*PROBLEM DESCRIPTION:* Write out every line below again exactly as it stands, skipping each image.

*SOURCE MATERIAL:*
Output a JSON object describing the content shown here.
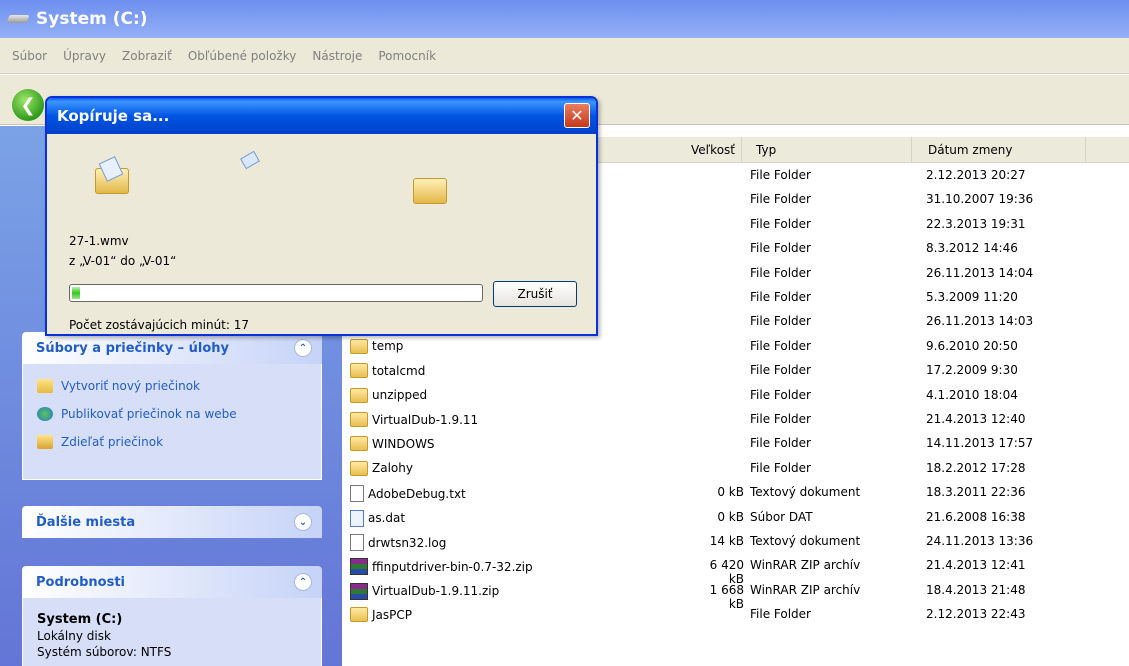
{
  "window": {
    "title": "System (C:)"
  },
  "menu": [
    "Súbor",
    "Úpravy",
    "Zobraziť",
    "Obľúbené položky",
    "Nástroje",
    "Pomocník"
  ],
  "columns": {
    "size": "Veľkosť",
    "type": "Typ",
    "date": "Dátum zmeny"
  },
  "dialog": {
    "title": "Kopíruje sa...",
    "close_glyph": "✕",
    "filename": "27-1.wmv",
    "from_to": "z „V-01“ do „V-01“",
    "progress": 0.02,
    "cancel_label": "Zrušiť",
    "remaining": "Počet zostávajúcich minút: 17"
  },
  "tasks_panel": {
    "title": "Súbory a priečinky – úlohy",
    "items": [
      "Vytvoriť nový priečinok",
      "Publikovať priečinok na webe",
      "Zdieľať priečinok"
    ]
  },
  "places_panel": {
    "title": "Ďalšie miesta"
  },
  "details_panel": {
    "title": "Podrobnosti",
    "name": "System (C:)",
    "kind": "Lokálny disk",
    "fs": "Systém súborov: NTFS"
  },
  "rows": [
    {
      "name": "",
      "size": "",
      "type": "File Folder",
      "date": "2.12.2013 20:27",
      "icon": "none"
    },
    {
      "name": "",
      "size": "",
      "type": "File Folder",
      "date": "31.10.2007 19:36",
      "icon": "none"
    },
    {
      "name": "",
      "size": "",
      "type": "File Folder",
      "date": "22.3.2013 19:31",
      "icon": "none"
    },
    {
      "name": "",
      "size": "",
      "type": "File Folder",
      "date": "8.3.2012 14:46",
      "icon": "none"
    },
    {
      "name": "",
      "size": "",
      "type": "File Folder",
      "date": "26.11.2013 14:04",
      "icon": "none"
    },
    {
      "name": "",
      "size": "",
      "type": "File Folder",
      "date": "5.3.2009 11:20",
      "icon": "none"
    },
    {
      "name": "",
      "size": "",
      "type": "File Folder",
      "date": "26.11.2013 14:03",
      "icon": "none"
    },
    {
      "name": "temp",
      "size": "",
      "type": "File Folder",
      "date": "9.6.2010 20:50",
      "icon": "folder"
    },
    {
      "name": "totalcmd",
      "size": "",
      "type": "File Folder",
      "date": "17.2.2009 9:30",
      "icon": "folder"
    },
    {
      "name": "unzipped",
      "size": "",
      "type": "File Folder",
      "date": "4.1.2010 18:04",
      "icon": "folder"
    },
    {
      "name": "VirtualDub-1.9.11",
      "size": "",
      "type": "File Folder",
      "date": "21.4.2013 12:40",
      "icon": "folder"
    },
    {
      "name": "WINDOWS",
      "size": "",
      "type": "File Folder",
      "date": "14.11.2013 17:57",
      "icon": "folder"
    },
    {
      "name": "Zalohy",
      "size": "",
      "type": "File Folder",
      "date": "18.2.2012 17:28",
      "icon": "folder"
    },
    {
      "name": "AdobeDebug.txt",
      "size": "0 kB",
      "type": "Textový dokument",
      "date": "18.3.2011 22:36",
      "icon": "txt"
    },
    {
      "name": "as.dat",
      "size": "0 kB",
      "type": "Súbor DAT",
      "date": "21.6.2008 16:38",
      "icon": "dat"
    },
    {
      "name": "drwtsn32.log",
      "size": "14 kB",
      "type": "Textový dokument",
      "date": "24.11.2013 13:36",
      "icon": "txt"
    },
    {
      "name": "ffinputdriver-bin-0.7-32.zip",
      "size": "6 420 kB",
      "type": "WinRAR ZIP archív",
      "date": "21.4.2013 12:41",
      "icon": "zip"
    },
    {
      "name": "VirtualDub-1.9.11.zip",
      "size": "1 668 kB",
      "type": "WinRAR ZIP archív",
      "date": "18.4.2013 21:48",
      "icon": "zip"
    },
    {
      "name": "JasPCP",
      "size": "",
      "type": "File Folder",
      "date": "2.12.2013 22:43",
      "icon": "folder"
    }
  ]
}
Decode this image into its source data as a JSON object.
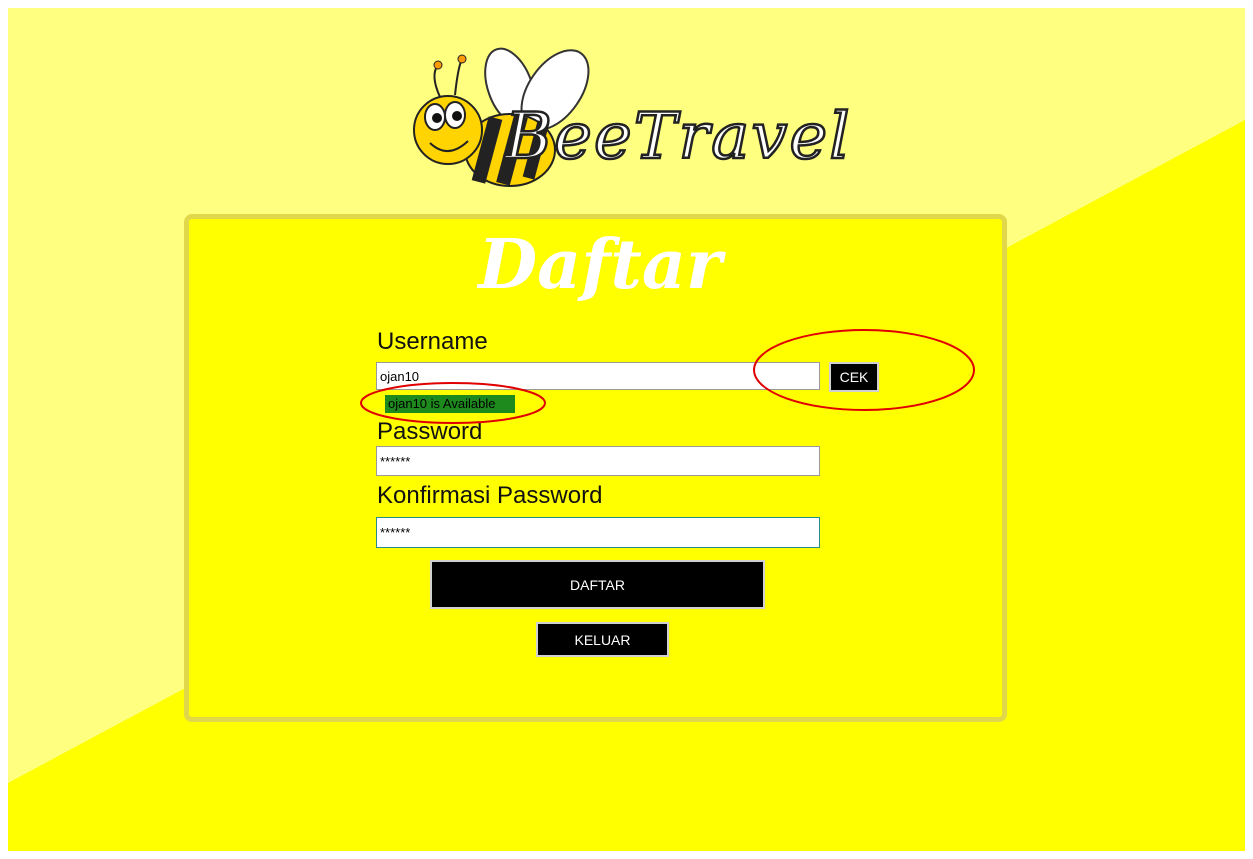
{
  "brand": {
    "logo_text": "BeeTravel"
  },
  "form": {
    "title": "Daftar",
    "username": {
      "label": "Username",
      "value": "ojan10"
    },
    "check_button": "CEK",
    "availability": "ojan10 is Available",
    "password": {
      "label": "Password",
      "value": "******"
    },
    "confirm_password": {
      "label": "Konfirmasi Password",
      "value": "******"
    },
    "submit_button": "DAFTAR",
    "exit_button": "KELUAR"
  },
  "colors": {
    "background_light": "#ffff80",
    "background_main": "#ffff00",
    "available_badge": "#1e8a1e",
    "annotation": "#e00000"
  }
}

*YOUR RESPONSE:*
Output a JSON object describing the content shown here.
{
  "window": {
    "title": "System (C:)"
  },
  "menu": [
    "Súbor",
    "Úpravy",
    "Zobraziť",
    "Obľúbené položky",
    "Nástroje",
    "Pomocník"
  ],
  "columns": {
    "size": "Veľkosť",
    "type": "Typ",
    "date": "Dátum zmeny"
  },
  "dialog": {
    "title": "Kopíruje sa...",
    "close_glyph": "✕",
    "filename": "27-1.wmv",
    "from_to": "z „V-01“ do „V-01“",
    "progress": 0.02,
    "cancel_label": "Zrušiť",
    "remaining": "Počet zostávajúcich minút: 17"
  },
  "tasks_panel": {
    "title": "Súbory a priečinky – úlohy",
    "items": [
      "Vytvoriť nový priečinok",
      "Publikovať priečinok na webe",
      "Zdieľať priečinok"
    ]
  },
  "places_panel": {
    "title": "Ďalšie miesta"
  },
  "details_panel": {
    "title": "Podrobnosti",
    "name": "System (C:)",
    "kind": "Lokálny disk",
    "fs": "Systém súborov: NTFS"
  },
  "rows": [
    {
      "name": "",
      "size": "",
      "type": "File Folder",
      "date": "2.12.2013 20:27",
      "icon": "none"
    },
    {
      "name": "",
      "size": "",
      "type": "File Folder",
      "date": "31.10.2007 19:36",
      "icon": "none"
    },
    {
      "name": "",
      "size": "",
      "type": "File Folder",
      "date": "22.3.2013 19:31",
      "icon": "none"
    },
    {
      "name": "",
      "size": "",
      "type": "File Folder",
      "date": "8.3.2012 14:46",
      "icon": "none"
    },
    {
      "name": "",
      "size": "",
      "type": "File Folder",
      "date": "26.11.2013 14:04",
      "icon": "none"
    },
    {
      "name": "",
      "size": "",
      "type": "File Folder",
      "date": "5.3.2009 11:20",
      "icon": "none"
    },
    {
      "name": "",
      "size": "",
      "type": "File Folder",
      "date": "26.11.2013 14:03",
      "icon": "none"
    },
    {
      "name": "temp",
      "size": "",
      "type": "File Folder",
      "date": "9.6.2010 20:50",
      "icon": "folder"
    },
    {
      "name": "totalcmd",
      "size": "",
      "type": "File Folder",
      "date": "17.2.2009 9:30",
      "icon": "folder"
    },
    {
      "name": "unzipped",
      "size": "",
      "type": "File Folder",
      "date": "4.1.2010 18:04",
      "icon": "folder"
    },
    {
      "name": "VirtualDub-1.9.11",
      "size": "",
      "type": "File Folder",
      "date": "21.4.2013 12:40",
      "icon": "folder"
    },
    {
      "name": "WINDOWS",
      "size": "",
      "type": "File Folder",
      "date": "14.11.2013 17:57",
      "icon": "folder"
    },
    {
      "name": "Zalohy",
      "size": "",
      "type": "File Folder",
      "date": "18.2.2012 17:28",
      "icon": "folder"
    },
    {
      "name": "AdobeDebug.txt",
      "size": "0 kB",
      "type": "Textový dokument",
      "date": "18.3.2011 22:36",
      "icon": "txt"
    },
    {
      "name": "as.dat",
      "size": "0 kB",
      "type": "Súbor DAT",
      "date": "21.6.2008 16:38",
      "icon": "dat"
    },
    {
      "name": "drwtsn32.log",
      "size": "14 kB",
      "type": "Textový dokument",
      "date": "24.11.2013 13:36",
      "icon": "txt"
    },
    {
      "name": "ffinputdriver-bin-0.7-32.zip",
      "size": "6 420 kB",
      "type": "WinRAR ZIP archív",
      "date": "21.4.2013 12:41",
      "icon": "zip"
    },
    {
      "name": "VirtualDub-1.9.11.zip",
      "size": "1 668 kB",
      "type": "WinRAR ZIP archív",
      "date": "18.4.2013 21:48",
      "icon": "zip"
    },
    {
      "name": "JasPCP",
      "size": "",
      "type": "File Folder",
      "date": "2.12.2013 22:43",
      "icon": "folder"
    }
  ]
}
Decode this image into its source data as a JSON object.
{
  "brand": {
    "logo_text": "BeeTravel"
  },
  "form": {
    "title": "Daftar",
    "username": {
      "label": "Username",
      "value": "ojan10"
    },
    "check_button": "CEK",
    "availability": "ojan10 is Available",
    "password": {
      "label": "Password",
      "value": "******"
    },
    "confirm_password": {
      "label": "Konfirmasi Password",
      "value": "******"
    },
    "submit_button": "DAFTAR",
    "exit_button": "KELUAR"
  },
  "colors": {
    "background_light": "#ffff80",
    "background_main": "#ffff00",
    "available_badge": "#1e8a1e",
    "annotation": "#e00000"
  }
}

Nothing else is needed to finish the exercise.